Fortunately for the Cats, Sydney failed to make the most of their opportunities leaving Geelong in the game. However, the most alarming thing out of the game was the lack of urgency the Cats had for the first three quarters with a top-four position on the line.
They looked lethargic and with their form declining this late in the year, Geelong fans would be nervous as they've struggled at the business end of the season in recent years, winning only four of their past 15 finals.
Gary Ablett, Dan Hannebery and Shane Edwards all returned in terrific form in Round 18 following their two weeks training in the 'Transition hub'. Photo: Quinn Rooney
Edwards, Ablett and Hannebery haven’t missed a beat
There is always the narrative for players returning from a stint on the sidelines that they might need a couple of weeks in the reserves or a solid amount of training. However, when you’re the calibre of player like a Gary Ablett Jr., Shane Edwards or Dan Hannebery, you don’t need any preparation.
The three trained in the 'Transition hub' together after flying to Queensland earlier this month. Returning to their respective teams after finishing quarantine, the three looked comfortable immediately.

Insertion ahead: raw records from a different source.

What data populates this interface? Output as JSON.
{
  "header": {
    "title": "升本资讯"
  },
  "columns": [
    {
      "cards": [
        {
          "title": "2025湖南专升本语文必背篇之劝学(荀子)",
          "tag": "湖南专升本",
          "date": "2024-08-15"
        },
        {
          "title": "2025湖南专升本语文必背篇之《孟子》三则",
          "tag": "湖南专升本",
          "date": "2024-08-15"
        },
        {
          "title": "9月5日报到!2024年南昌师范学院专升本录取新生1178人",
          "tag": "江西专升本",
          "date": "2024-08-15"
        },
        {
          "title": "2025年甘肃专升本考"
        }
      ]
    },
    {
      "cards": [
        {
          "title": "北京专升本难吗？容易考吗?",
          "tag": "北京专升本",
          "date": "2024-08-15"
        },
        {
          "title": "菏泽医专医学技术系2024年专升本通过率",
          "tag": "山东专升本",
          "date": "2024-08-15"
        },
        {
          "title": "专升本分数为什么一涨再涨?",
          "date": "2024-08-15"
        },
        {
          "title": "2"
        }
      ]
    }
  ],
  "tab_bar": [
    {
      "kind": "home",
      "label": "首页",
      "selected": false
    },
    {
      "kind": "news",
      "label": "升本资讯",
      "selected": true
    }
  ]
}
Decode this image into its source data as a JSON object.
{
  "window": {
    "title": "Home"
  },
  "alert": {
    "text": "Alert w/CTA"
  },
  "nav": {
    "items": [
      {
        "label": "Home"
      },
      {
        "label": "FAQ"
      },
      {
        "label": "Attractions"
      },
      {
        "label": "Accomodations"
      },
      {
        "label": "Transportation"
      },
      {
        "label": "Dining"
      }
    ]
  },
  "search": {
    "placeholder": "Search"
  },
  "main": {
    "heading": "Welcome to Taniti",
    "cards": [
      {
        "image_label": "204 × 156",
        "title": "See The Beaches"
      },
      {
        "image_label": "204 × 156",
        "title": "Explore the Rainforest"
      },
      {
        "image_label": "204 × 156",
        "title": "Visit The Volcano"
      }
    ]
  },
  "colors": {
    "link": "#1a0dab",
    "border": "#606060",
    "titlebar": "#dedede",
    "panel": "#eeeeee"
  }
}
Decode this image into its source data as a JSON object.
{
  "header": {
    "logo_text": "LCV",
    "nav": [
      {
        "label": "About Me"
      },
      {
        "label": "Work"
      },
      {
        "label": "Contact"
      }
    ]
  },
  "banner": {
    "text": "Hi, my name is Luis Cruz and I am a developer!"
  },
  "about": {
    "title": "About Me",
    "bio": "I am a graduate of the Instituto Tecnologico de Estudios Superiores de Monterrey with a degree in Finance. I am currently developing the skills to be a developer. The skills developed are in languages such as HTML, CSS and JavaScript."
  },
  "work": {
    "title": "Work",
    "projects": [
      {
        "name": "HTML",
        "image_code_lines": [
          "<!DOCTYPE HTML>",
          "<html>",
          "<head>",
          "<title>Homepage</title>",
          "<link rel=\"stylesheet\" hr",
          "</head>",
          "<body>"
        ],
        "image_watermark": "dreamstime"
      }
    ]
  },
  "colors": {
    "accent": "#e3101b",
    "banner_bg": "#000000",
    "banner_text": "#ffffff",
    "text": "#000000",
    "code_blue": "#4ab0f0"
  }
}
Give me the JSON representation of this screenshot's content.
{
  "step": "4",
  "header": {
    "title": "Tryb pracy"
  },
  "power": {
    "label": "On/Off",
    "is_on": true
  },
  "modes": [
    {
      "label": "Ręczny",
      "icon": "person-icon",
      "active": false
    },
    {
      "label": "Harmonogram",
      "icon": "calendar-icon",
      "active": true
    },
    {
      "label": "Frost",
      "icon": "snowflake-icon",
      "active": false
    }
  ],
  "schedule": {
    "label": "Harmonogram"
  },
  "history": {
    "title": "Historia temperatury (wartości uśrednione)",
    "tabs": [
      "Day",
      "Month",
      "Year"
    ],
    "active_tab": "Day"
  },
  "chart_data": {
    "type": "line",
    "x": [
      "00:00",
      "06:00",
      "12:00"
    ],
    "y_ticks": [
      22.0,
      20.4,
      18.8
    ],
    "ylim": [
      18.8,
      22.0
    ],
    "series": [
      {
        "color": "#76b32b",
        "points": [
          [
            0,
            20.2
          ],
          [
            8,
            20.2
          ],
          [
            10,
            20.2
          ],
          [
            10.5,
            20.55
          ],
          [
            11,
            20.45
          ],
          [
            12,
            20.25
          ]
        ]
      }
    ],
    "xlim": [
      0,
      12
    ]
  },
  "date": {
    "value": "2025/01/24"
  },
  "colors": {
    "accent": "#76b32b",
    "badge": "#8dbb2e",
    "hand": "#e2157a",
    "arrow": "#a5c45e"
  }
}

Edwards was best on ground in his return game against Adelaide, if not he will at least get the two votes. Dan Hannebery didn’t set the world on fire with his 13 disposals, but boundary reporter Luke Hodge, one of the best in the business, raved about his defensive running and support around the ground. Ablett was back to his line-breaking best, 16 disposals and a goal to his name. They’re the upper-echelon of the competition and they proved it in round 18.
Dogs find their bite in the run into finals
Sunday’s twilight game loomed as a danger game for the Western Bulldogs in the run into finals, as a loss to the Dockers would have seen them drop out of the top eight. The Dogs instead showed us that they are in dominant form, dare I say 2016 form.
Lachie Hunter is playing some sparkling football, finding the ball 35 times, whilst Tim Liberatore had 41 pressure acts to go with his 25 possessions. Caleb Daniel continued his stellar season with 14 high impact disposals, and looms a vital cog in the Bulldogs machine moving towards October. The dogs are finding form at the right time and if Aaron Naughton can get his body right for the finals, they have the potential to go deep into October.
Tim English is shaping up as one of the most important players for the Bulldogs at the right time of the year. His 20 hit-outs and 14 disposals prove how dangerous he can be once the ball hits the ground. He has the potential to become a fourth midfielder. English is above average for disposals and score involvement. You can’t ask for much more from your 205-centimetre ruckman.
Josh Bruce will need to have a big finals series for the Dogs, after what has been an inconsistent 2020. He needs to provide support for both Naughton and English, or worst-case scenario he is going to have to be the spearhead in the forward line if Naughton is unavaliable. English and Bruce hold the key for the Dogs as they head towards another tilt at a flag.
Cover Photo: Quinn Rooney/Getty Images